By decreasing the specificity of the selectors, you not only increase the readability of your code, but also reduce the final size of the CSS file. Take a look at the following example:
It doesn’t seem to have any problems, but in reality it is only tied to a specific HTML structure right now. If it becomes necessary to style another element with these rules, then you need to create a new selector and write styles in it.
By reducing the specificity, you can use the class on any HTML element with any structure.

Practice 6: grouping styles

The article What a layout designer should know about OOCSS and the organization of CSS described one of the most common methodologies OOCSS. It allows you to separate the structural and visual styles of an element. In addition to this separation, the use of methodologies avoids duplicating repeating styles.
A common example:
The example contains styles for two buttons, but they differ in only one property. The rest of the styles are completely repeated. This makes it impossible to quickly change common styles for buttons. The solution is quite simple to allocate a separate class for structural properties.
This technique is available for both CSS and preprocessors. Some methodologies are focused on completely isolating modules from each other. In this case, you can use mixins and variables to create such styles. The main thing is the ability to change properties in one place. This is how it might look in SASS:

Practice number 7: building styles about general to specific

It is good practice to write CSS from general to more specific styles. This means that at the very top, general styles are defined in the form of tag selectors, and after them all the rest. At the same time, the selectors themselves, after the general ones, should be separated into separate sections, such as: General classes (utilities, atomic classes) Classes responsible for the general appearance of the page Classes for various components
Using comments will help you quickly navigate within the CSS file.

Practice 8: Using Inline Styles

Say no to inline styles. They have the highest priority, and their use can greatly interfere with project customization. Most often, inline styles are needed when using JavaScript, when the site responds to user action. For example, with animation. In this case, the use of inline styles is justified.

Practice 9: Adding Focus to Interactive Elements

Layout designers often add new interactive elements that the browser does not know. These can be custom checkboxes, radio buttons, message buttons, and so on. For convenience, they use not standard tags that are intended for such interactions, but simple and . This is where the main danger lies: by styling such elements on hover with: hover, developers forget about users who use keyboards.
These interactive elements may not be available to them, or they simply cannot understand what is on it when using the keyboard.
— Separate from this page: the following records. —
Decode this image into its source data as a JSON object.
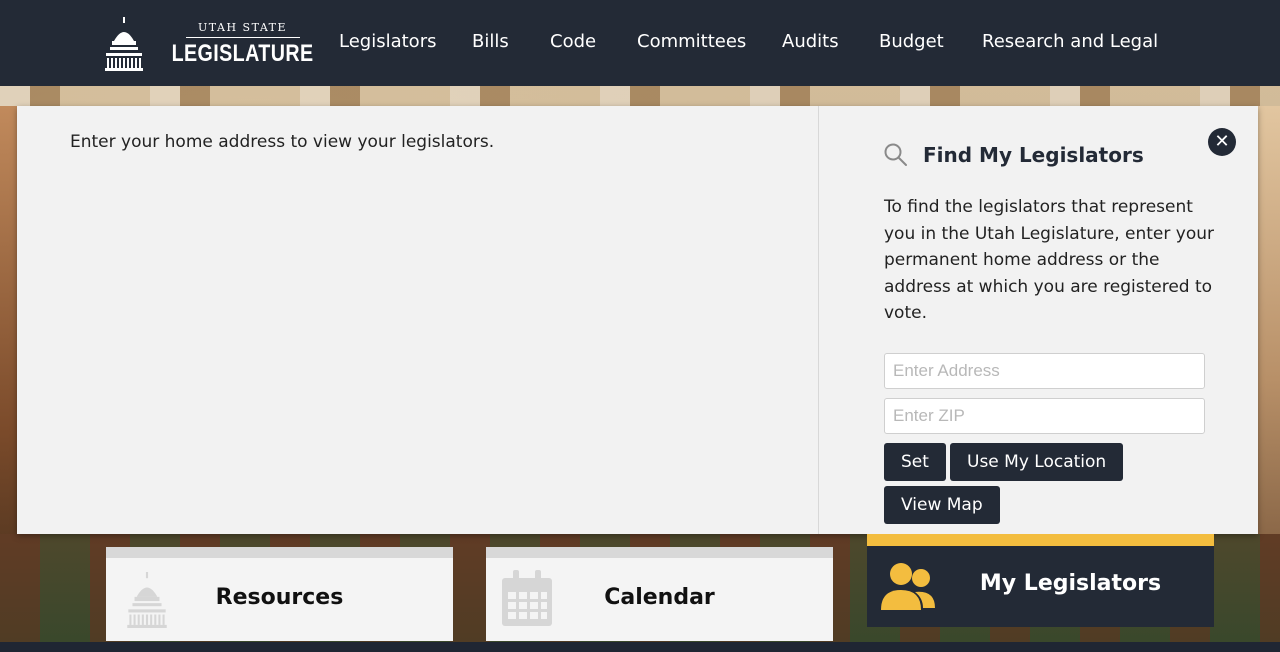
{
  "header": {
    "logo_top": "UTAH STATE",
    "logo_main": "LEGISLATURE",
    "nav": [
      "Legislators",
      "Bills",
      "Code",
      "Committees",
      "Audits",
      "Budget",
      "Research and Legal"
    ]
  },
  "panel": {
    "instruction": "Enter your home address to view your legislators.",
    "find_title": "Find My Legislators",
    "close_label": "✕",
    "description": "To find the legislators that represent you in the Utah Legislature, enter your permanent home address or the address at which you are registered to vote.",
    "address_placeholder": "Enter Address",
    "zip_placeholder": "Enter ZIP",
    "set_label": "Set",
    "location_label": "Use My Location",
    "map_label": "View Map"
  },
  "tiles": {
    "resources": "Resources",
    "calendar": "Calendar",
    "my_legislators": "My Legislators"
  },
  "colors": {
    "header_bg": "#232a36",
    "accent": "#f3bd3f",
    "panel_bg": "#f2f2f2"
  }
}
To avoid this error, you should follow a few rules: Whenever possible, use standard HTML elements for interactive elements. Even if these elements do not match the design, try to keep the standard display or make minor changes. Do not remove focus from interactive elements. If such an element is hidden for the sake of customization, add focus for the new elements. Make sure your interactive elements can interact with the keyboard.

Practice 10: naming classes

Don’t forget about good class naming. Ideally, the class name describes what is happening on the page or what block is in front of us. I described this in more detail in the article Naming Errors in Layout. Here’s a small example of bad naming:
In addition to the different types of naming, there is a clear order of the classes. If the HTML elements are swapped, then the whole meaning of such classes will disappear. Determine the name of the class based on what kind of element is in front of you or what characteristics it has. It all depends on the methodology that you follow.